Companies Request Special Permission From Feds To Register Intellectual Property In North Korea
from the is-that-really-a-wise-use-of-your-time? dept
That got me interested, and so I went through the whole file and found that, indeed, there were a few requests from companies and lawyers who talked about the need to "protect their intellectual property" in basically every single country possible, so they wanted to be able to do so in North Korea as well.
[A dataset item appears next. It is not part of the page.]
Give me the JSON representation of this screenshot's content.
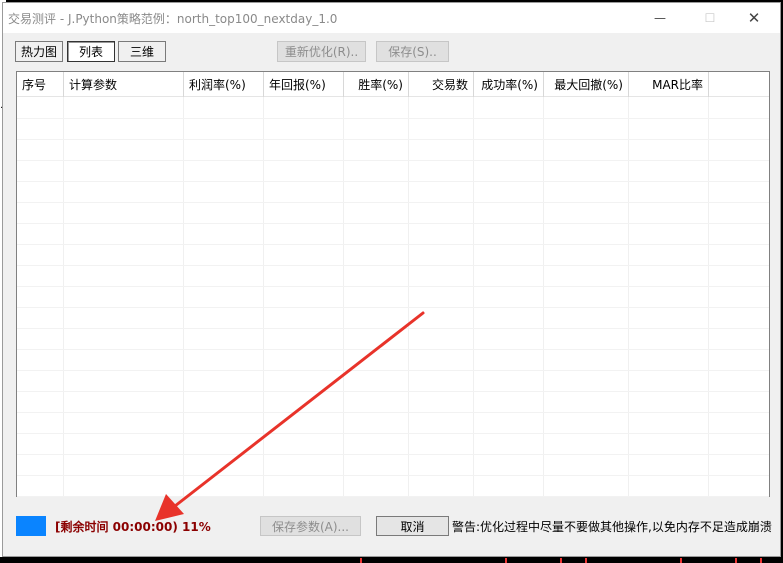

Leading the pack is Intel, who basically asks permission to secure its famed trademark in North Korea.
Intel respectfully requests that pursuant to 31 CFR Parts 50! and 510, OFAC provide a Specific License to Executive Order l35?O' Authorizing Intel Corporation and its appointed agents including Novak Druce Quigg LLP, to engage in all transactions to pursue, obtain, and maintain protection for Intel's trademarks and trademark rights in North Korea, and to remit funds to the Government of North Korea and other persons in North Korea in connection therewith, so long as such persons are not on the Specially Designated Nationals List (SDN)All I can think is: what an incredible waste of time and money. It's not as if securing a trademark in North Korea means anything. This just seems to be a law firm trying to check off boxes in every single country possible, and being able to bill extra hours back to Intel. First of all, why does Intel care about protecting its trademarks in North Korea when it can't sell its chips into North Korea in the first place?
Of course, the only story we've had in the past about North Korea and intellectual property was back last year when WIPO got into some serious trouble for running a highly questionable program, defying UN sanctions in order to ship computers to North Korea, because some really clueless individuals at WIPO were sure that North Korea would use those computers to set up a database of worldwide patents to make sure that they weren't infringing on things (no, seriously) and didn't even think that the North Korean government might want those computers for other purposes (and not give a damn about what patents anyone held anywhere in the world). Somehow, I doubt that trademark protection is a major issue in North Korea either.
There's another, similar, request from big time law firm Kirkland & Ellis for a redacted client which goes even further -- claiming they're looking to protect "patents, trademarks and/or copyrights" in North Korea. Because North Korea is going to respect any of those? Really? I particularly love this line of reasoning:
In view of these general licenses and the general favorable policy toward authorizing IP protection-related activities they indicate, as well as OFAC's general favorable policy toward authorizing many legal services and the fact that protection of intellectual property rights of US companies is consistent with important US economic interests KTS requests OFAC's expedited approval of this request. Undue delay in providing such authorization could result in loss of important IP protection and related negative consequences...Wait, seriously? If they can't get their trademarks, patents and copyrights in North Korea -- a country that we can't otherwise do any business with and who doesn't care at all about our trademarks, patents and copyrights -- there will be a "loss of protection"? No, there won't be any protection, because that doesn't happen in North Korea and it doesn't matter in the first place.
A similar argument is made by another law firm, Hogan Lovells:
Our U.S. and global clients wish to maintain their intellectual property protection in all countries including, as needed, sanctioned countries such as North Korea.Later, they claim:
We are not aware of a policy reason to prohibit companies from fully protecting their intellectual property in North Korea...Well, perhaps because it's entirely pointless and a complete waste of time, effort and money?
It really seems like this is the kind of thing that happens when you come at the world with a mindset that the legal "thing" -- a patent, a trademark or a copyright -- is the most important part of any invention, product or content, rather than the wider ecosystem and market that you're dealing with.